Flaxseeds, walnuts, and fatty fish are good sources of omega-3 fatty acids, which are vital for brain function. These fats may have an effect on anxiety levels because they have anti-inflammatory qualities and support the construction of brain cell membranes.
Vitamins and Minerals:
The production of neurotransmitters and the control of mood depend on a number of vitamins and minerals, such as magnesium, vitamin D, and B-vitamins. An increase in anxiety symptoms has been linked to a nutritional shortage.
Section 3: Foods That Could Make You More Nervous
While a reasonable amount of caffeine can be energizing, too much of it can make anxiety symptoms worse. Due to its central nervous system stimulant properties, caffeine can aggravate heart palpitations, restlessness, and sleep disturbances.
High intakes of sugar and processed carbs can cause blood sugar levels to fluctuate, which can exacerbate irritability and mood swings. Anxiety symptoms may worsen due to blood sugar’s sharp rises and falls.

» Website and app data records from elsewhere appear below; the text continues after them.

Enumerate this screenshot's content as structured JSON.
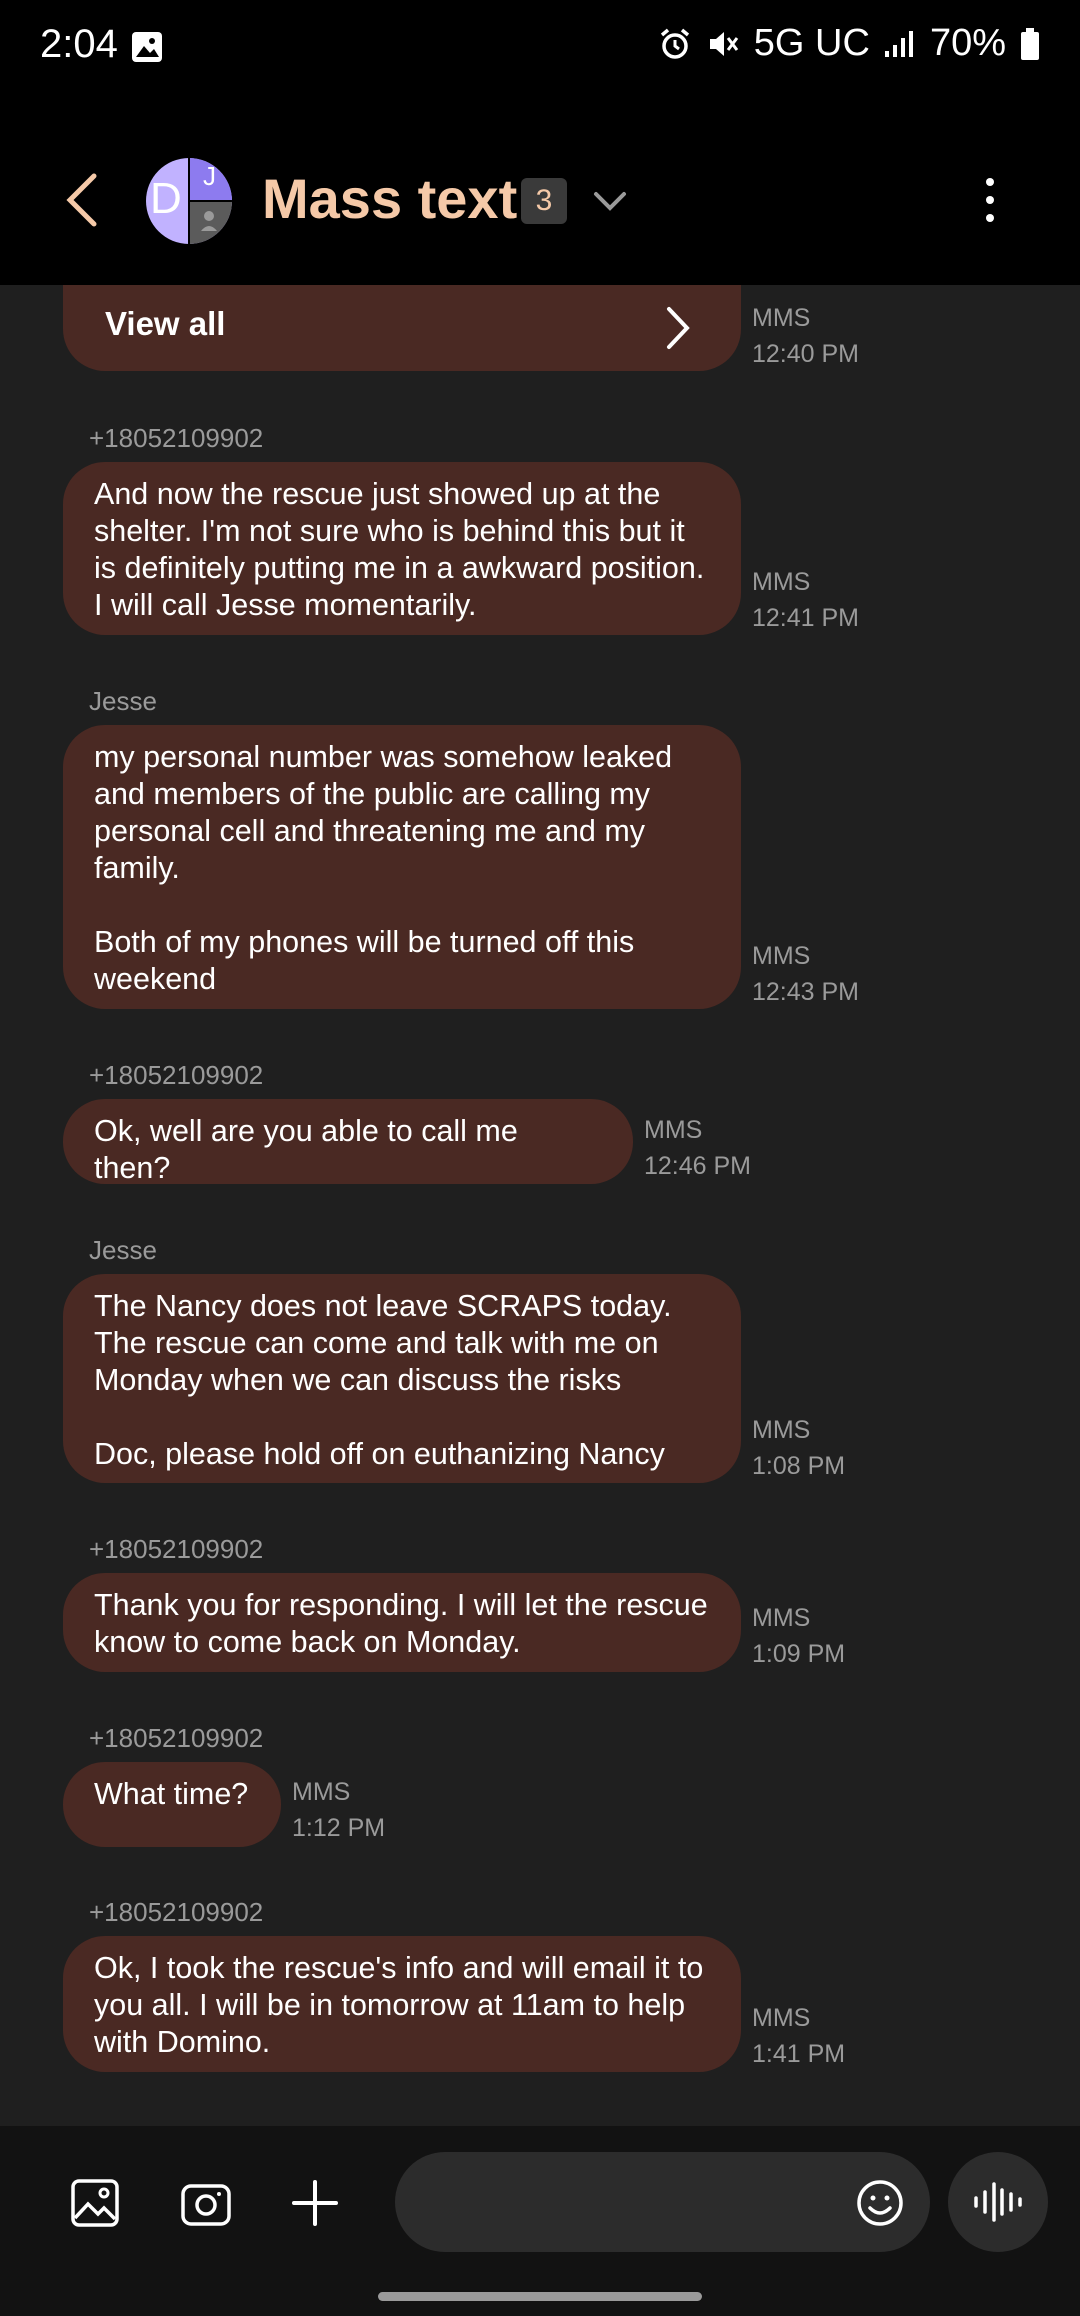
{
  "status_bar": {
    "time": "2:04",
    "network": "5G UC",
    "battery": "70%"
  },
  "header": {
    "title": "Mass text",
    "participant_count": "3",
    "avatar_letters": [
      "D",
      "J"
    ]
  },
  "view_all": {
    "label": "View all",
    "type": "MMS",
    "time": "12:40 PM"
  },
  "messages": [
    {
      "sender": "+18052109902",
      "text": "And now the rescue just showed up at the shelter. I'm not sure who is behind this but it is definitely putting me in a awkward position. I will call Jesse momentarily.",
      "type": "MMS",
      "time": "12:41 PM"
    },
    {
      "sender": "Jesse",
      "text": "my personal number was somehow leaked and members of the public are calling my personal cell and threatening me and my family.\n\nBoth of my phones will be turned off this weekend",
      "type": "MMS",
      "time": "12:43 PM"
    },
    {
      "sender": "+18052109902",
      "text": "Ok, well are you able to call me then?",
      "type": "MMS",
      "time": "12:46 PM"
    },
    {
      "sender": "Jesse",
      "text": "The Nancy does not leave SCRAPS today. The rescue can come and talk with me on Monday when we can discuss the risks\n\nDoc, please hold off on euthanizing Nancy",
      "type": "MMS",
      "time": "1:08 PM"
    },
    {
      "sender": "+18052109902",
      "text": "Thank you for responding. I will let the rescue know to come back on Monday.",
      "type": "MMS",
      "time": "1:09 PM"
    },
    {
      "sender": "+18052109902",
      "text": "What time?",
      "type": "MMS",
      "time": "1:12 PM"
    },
    {
      "sender": "+18052109902",
      "text": "Ok, I took the rescue's info and will email it to you all. I will be in tomorrow at 11am to help with Domino.",
      "type": "MMS",
      "time": "1:41 PM"
    }
  ],
  "composer": {
    "icons": [
      "gallery-icon",
      "camera-icon",
      "plus-icon",
      "emoji-icon",
      "voice-icon"
    ]
  }
}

Section 4: How a Well-Balanced Diet Affects Neurotransmitters
Foods High in Tryptophan and Serotonin:
Tryptophan is an amino acid that affects serotonin, a neurotransmitter connected to mood control. Tryptophan-rich foods, like dairy products, turkey, and eggs, can aid in the production of serotonin.
Amino Acids and Protein:

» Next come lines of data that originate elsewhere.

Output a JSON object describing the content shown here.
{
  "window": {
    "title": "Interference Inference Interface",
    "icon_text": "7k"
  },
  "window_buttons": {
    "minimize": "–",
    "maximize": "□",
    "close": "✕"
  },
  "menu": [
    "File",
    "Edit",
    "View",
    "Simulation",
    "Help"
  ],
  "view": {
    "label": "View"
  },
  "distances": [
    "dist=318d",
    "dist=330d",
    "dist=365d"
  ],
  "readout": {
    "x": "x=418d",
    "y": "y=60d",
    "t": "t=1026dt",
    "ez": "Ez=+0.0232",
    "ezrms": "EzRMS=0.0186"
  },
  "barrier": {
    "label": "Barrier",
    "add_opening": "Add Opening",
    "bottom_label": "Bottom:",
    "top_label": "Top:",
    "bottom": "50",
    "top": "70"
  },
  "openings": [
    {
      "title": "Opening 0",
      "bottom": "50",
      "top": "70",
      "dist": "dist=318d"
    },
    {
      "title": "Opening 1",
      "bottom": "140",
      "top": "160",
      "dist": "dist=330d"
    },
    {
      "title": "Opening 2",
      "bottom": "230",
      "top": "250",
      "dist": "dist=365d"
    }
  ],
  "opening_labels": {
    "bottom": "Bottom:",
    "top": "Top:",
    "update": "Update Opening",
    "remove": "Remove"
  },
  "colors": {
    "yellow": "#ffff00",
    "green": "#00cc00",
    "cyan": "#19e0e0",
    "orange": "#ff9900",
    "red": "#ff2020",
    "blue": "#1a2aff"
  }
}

Amino acids are found in protein sources and act as building blocks for neurotransmitters such as norepinephrine and dopamine. Lean protein foods including fish, chicken, beans, and nuts can help maintain the balance of neurotransmitters in the body.
Section 5: Anxiety and the Mediterranean Diet

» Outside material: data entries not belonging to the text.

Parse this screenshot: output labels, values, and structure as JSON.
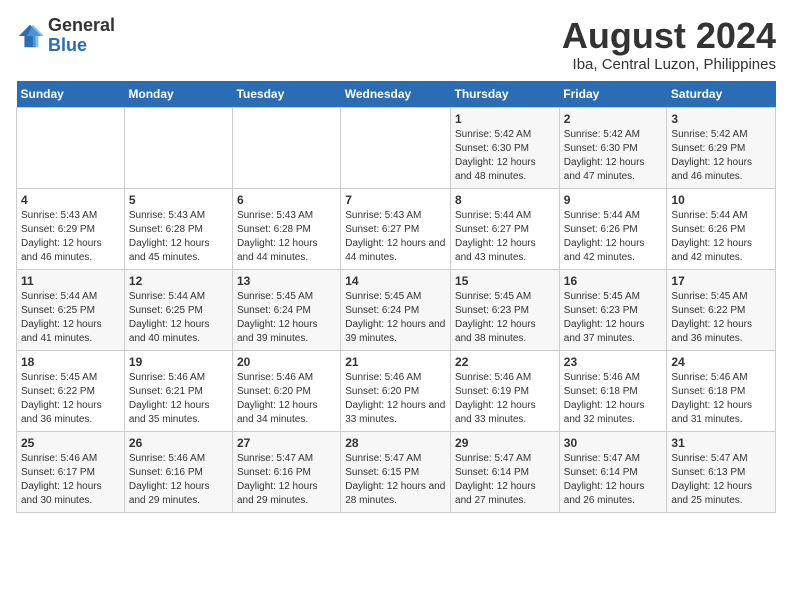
{
  "logo": {
    "general": "General",
    "blue": "Blue"
  },
  "title": {
    "month_year": "August 2024",
    "location": "Iba, Central Luzon, Philippines"
  },
  "days_of_week": [
    "Sunday",
    "Monday",
    "Tuesday",
    "Wednesday",
    "Thursday",
    "Friday",
    "Saturday"
  ],
  "weeks": [
    [
      {
        "day": "",
        "info": ""
      },
      {
        "day": "",
        "info": ""
      },
      {
        "day": "",
        "info": ""
      },
      {
        "day": "",
        "info": ""
      },
      {
        "day": "1",
        "info": "Sunrise: 5:42 AM\nSunset: 6:30 PM\nDaylight: 12 hours and 48 minutes."
      },
      {
        "day": "2",
        "info": "Sunrise: 5:42 AM\nSunset: 6:30 PM\nDaylight: 12 hours and 47 minutes."
      },
      {
        "day": "3",
        "info": "Sunrise: 5:42 AM\nSunset: 6:29 PM\nDaylight: 12 hours and 46 minutes."
      }
    ],
    [
      {
        "day": "4",
        "info": "Sunrise: 5:43 AM\nSunset: 6:29 PM\nDaylight: 12 hours and 46 minutes."
      },
      {
        "day": "5",
        "info": "Sunrise: 5:43 AM\nSunset: 6:28 PM\nDaylight: 12 hours and 45 minutes."
      },
      {
        "day": "6",
        "info": "Sunrise: 5:43 AM\nSunset: 6:28 PM\nDaylight: 12 hours and 44 minutes."
      },
      {
        "day": "7",
        "info": "Sunrise: 5:43 AM\nSunset: 6:27 PM\nDaylight: 12 hours and 44 minutes."
      },
      {
        "day": "8",
        "info": "Sunrise: 5:44 AM\nSunset: 6:27 PM\nDaylight: 12 hours and 43 minutes."
      },
      {
        "day": "9",
        "info": "Sunrise: 5:44 AM\nSunset: 6:26 PM\nDaylight: 12 hours and 42 minutes."
      },
      {
        "day": "10",
        "info": "Sunrise: 5:44 AM\nSunset: 6:26 PM\nDaylight: 12 hours and 42 minutes."
      }
    ],
    [
      {
        "day": "11",
        "info": "Sunrise: 5:44 AM\nSunset: 6:25 PM\nDaylight: 12 hours and 41 minutes."
      },
      {
        "day": "12",
        "info": "Sunrise: 5:44 AM\nSunset: 6:25 PM\nDaylight: 12 hours and 40 minutes."
      },
      {
        "day": "13",
        "info": "Sunrise: 5:45 AM\nSunset: 6:24 PM\nDaylight: 12 hours and 39 minutes."
      },
      {
        "day": "14",
        "info": "Sunrise: 5:45 AM\nSunset: 6:24 PM\nDaylight: 12 hours and 39 minutes."
      },
      {
        "day": "15",
        "info": "Sunrise: 5:45 AM\nSunset: 6:23 PM\nDaylight: 12 hours and 38 minutes."
      },
      {
        "day": "16",
        "info": "Sunrise: 5:45 AM\nSunset: 6:23 PM\nDaylight: 12 hours and 37 minutes."
      },
      {
        "day": "17",
        "info": "Sunrise: 5:45 AM\nSunset: 6:22 PM\nDaylight: 12 hours and 36 minutes."
      }
    ],
    [
      {
        "day": "18",
        "info": "Sunrise: 5:45 AM\nSunset: 6:22 PM\nDaylight: 12 hours and 36 minutes."
      },
      {
        "day": "19",
        "info": "Sunrise: 5:46 AM\nSunset: 6:21 PM\nDaylight: 12 hours and 35 minutes."
      },
      {
        "day": "20",
        "info": "Sunrise: 5:46 AM\nSunset: 6:20 PM\nDaylight: 12 hours and 34 minutes."
      },
      {
        "day": "21",
        "info": "Sunrise: 5:46 AM\nSunset: 6:20 PM\nDaylight: 12 hours and 33 minutes."
      },
      {
        "day": "22",
        "info": "Sunrise: 5:46 AM\nSunset: 6:19 PM\nDaylight: 12 hours and 33 minutes."
      },
      {
        "day": "23",
        "info": "Sunrise: 5:46 AM\nSunset: 6:18 PM\nDaylight: 12 hours and 32 minutes."
      },
      {
        "day": "24",
        "info": "Sunrise: 5:46 AM\nSunset: 6:18 PM\nDaylight: 12 hours and 31 minutes."
      }
    ],
    [
      {
        "day": "25",
        "info": "Sunrise: 5:46 AM\nSunset: 6:17 PM\nDaylight: 12 hours and 30 minutes."
      },
      {
        "day": "26",
        "info": "Sunrise: 5:46 AM\nSunset: 6:16 PM\nDaylight: 12 hours and 29 minutes."
      },
      {
        "day": "27",
        "info": "Sunrise: 5:47 AM\nSunset: 6:16 PM\nDaylight: 12 hours and 29 minutes."
      },
      {
        "day": "28",
        "info": "Sunrise: 5:47 AM\nSunset: 6:15 PM\nDaylight: 12 hours and 28 minutes."
      },
      {
        "day": "29",
        "info": "Sunrise: 5:47 AM\nSunset: 6:14 PM\nDaylight: 12 hours and 27 minutes."
      },
      {
        "day": "30",
        "info": "Sunrise: 5:47 AM\nSunset: 6:14 PM\nDaylight: 12 hours and 26 minutes."
      },
      {
        "day": "31",
        "info": "Sunrise: 5:47 AM\nSunset: 6:13 PM\nDaylight: 12 hours and 25 minutes."
      }
    ]
  ]
}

A summary of the Mediterranean diet is as follows: the diet, which is high in fruits, vegetables, whole grains, and healthy fats, has been linked to a number of health advantages, including a possible effect on mental health. Its antioxidant and anti-inflammatory qualities might help lessen the feelings of anxiety.
Fish and Omega-3 Fatty Acids:
A great source of omega-3 fatty acids is the high consumption of fatty fish in the Mediterranean diet. These lipids have been connected to happier moods and decreased anxiety.
Section 6: Anxiety and Hydration Levels
Dehydration and Cognitive Function:
Not getting enough water might affect one’s ability to think clearly and make anxiety symptoms worse. Dehydration can cause weariness, irritability, and trouble concentrating, all of which can increase anxiety.
Water and the Production of Neurotransmitters:
Water is necessary for many biological processes, including the synthesis and movement of neurotransmitters. Maintaining proper hydration can help the nervous system operate more effectively, which may have an impact on anxiety levels.
Section 7: Possible Strategies for Dietary Relief
The gut microbiota can be positively impacted by probiotics, which are good bacteria that are present in fermented foods like yogurt and kimchi. Eating a diet high in probiotics may help to improve the gut-brain axis and reduce anxiety.
Adaptogens and Herbal Teas:
A number of herbal teas, including chamomile and lavender, offer relaxing qualities that can aid in lowering anxiety. Herbs known as adaptogens, which include rhodiola and ashwagandha, may help the body cope with stress.
Section 8: Customized Diet and Anxiety Control
Individual Variability in Nutrient Needs:
It’s important to understand that people react differently to food. Diet has an impact on anxiety depending on a number of factors, including heredity, pre-existing medical issues, and individual preferences. Taking a customized approach to eating can improve how well it manages anxiety.
Consulting with Medical specialists:
To develop a customized dietary plan, those who are suffering symptoms of anxiety should speak with medical specialists, such as registered dietitians or nutritionists. These professionals may evaluate a person’s nutritional requirements, spot deficits, and offer advice on eating techniques that reduce anxiety.
Section 9: Holistic Anxiety Management and Lifestyle Factors
Physical Activity and Anxiety Reduction:
Studies have demonstrated the benefits of regular physical activity on mental health, including the reduction of anxiety. Exercises that encourage the release of endorphins, such as yoga, jogging, or walking, can elevate mood.
Good Sleep and Stress Reduction:
Good sleep is essential for mental well-being. Inadequate slumber might intensify symptoms of anxiousness.